In the entries that follow, how many lines include "artifactId"? Give the number and nothing else.
====
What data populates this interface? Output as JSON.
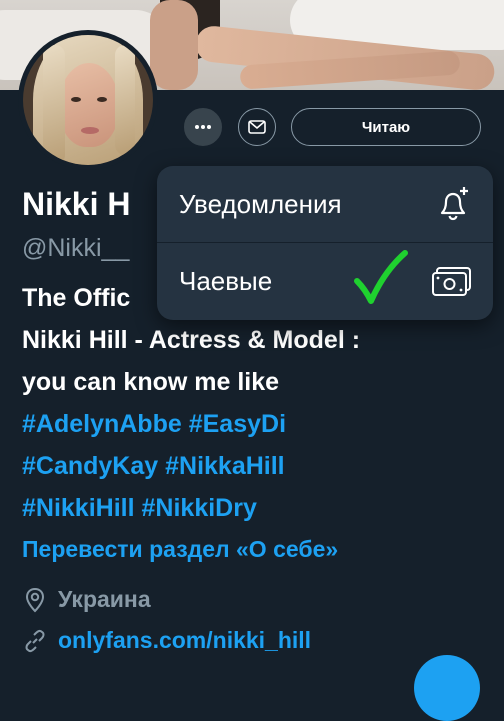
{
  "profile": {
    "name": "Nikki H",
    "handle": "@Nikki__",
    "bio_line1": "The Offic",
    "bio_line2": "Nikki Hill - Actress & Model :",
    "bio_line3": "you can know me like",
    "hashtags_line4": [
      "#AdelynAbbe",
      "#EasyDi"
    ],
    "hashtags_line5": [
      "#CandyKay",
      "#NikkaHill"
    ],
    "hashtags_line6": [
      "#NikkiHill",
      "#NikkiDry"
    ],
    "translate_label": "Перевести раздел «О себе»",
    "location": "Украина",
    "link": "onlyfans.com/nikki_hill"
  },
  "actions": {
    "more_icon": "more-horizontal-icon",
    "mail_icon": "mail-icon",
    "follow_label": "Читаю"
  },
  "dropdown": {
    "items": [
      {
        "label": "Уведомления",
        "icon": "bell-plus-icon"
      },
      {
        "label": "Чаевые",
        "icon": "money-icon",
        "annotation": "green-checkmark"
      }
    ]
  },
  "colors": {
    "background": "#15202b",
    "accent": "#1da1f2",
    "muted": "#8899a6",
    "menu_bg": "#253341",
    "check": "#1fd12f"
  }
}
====
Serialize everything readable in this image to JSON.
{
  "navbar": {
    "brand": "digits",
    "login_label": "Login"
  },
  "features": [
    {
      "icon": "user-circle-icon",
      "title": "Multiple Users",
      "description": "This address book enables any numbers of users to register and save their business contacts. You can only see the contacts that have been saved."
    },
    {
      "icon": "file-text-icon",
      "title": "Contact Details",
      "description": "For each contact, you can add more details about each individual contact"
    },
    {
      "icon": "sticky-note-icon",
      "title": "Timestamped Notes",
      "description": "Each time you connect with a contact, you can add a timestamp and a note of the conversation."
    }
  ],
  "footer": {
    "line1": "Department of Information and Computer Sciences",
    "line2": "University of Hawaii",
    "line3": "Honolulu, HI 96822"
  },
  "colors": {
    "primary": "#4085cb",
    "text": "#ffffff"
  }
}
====
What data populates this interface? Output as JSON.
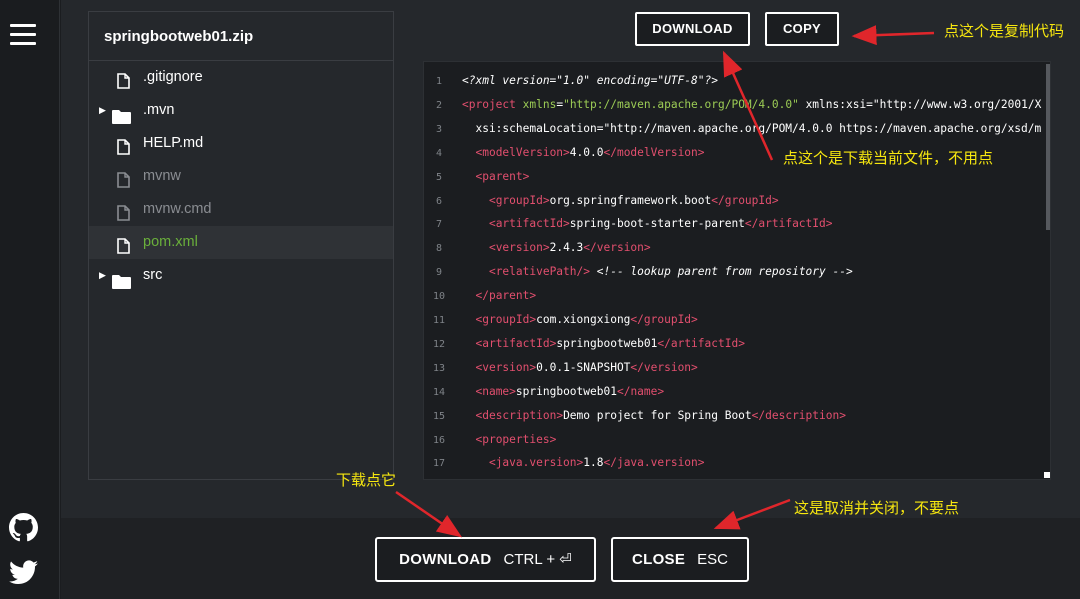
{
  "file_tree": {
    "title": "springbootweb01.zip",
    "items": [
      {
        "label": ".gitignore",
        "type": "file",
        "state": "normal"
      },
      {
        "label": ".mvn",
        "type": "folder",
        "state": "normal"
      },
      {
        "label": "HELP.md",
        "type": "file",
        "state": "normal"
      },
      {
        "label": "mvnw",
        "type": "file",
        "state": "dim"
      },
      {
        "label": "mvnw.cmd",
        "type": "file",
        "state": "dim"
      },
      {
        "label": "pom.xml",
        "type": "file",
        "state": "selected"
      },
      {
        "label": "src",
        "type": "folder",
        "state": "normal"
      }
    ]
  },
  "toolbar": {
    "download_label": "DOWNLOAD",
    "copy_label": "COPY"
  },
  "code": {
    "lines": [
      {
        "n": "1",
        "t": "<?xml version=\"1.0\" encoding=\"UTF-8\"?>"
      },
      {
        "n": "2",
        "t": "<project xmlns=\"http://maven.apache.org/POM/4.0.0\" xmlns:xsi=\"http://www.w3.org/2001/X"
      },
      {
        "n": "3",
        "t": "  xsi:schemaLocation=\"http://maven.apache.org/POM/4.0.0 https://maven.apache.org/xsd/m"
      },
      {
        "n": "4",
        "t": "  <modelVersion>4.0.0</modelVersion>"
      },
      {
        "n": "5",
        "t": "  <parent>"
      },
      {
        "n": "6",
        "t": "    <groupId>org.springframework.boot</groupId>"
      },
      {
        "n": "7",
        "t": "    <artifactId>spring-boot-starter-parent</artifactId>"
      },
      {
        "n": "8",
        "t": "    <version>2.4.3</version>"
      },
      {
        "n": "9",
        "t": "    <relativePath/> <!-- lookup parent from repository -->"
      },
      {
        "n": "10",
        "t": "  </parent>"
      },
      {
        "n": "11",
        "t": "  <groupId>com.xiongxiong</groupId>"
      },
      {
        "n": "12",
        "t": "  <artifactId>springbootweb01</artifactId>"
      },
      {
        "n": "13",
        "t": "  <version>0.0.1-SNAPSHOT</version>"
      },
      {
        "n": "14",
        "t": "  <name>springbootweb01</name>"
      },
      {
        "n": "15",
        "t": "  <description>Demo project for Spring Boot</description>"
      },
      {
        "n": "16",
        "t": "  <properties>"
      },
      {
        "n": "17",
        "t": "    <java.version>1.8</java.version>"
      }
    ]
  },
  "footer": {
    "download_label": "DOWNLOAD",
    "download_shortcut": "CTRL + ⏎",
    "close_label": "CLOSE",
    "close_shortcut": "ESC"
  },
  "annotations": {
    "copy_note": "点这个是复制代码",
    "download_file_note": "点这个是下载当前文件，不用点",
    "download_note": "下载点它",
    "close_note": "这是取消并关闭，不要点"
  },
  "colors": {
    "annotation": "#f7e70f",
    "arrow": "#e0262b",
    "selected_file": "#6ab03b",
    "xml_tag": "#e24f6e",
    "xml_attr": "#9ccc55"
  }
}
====
Response area » 2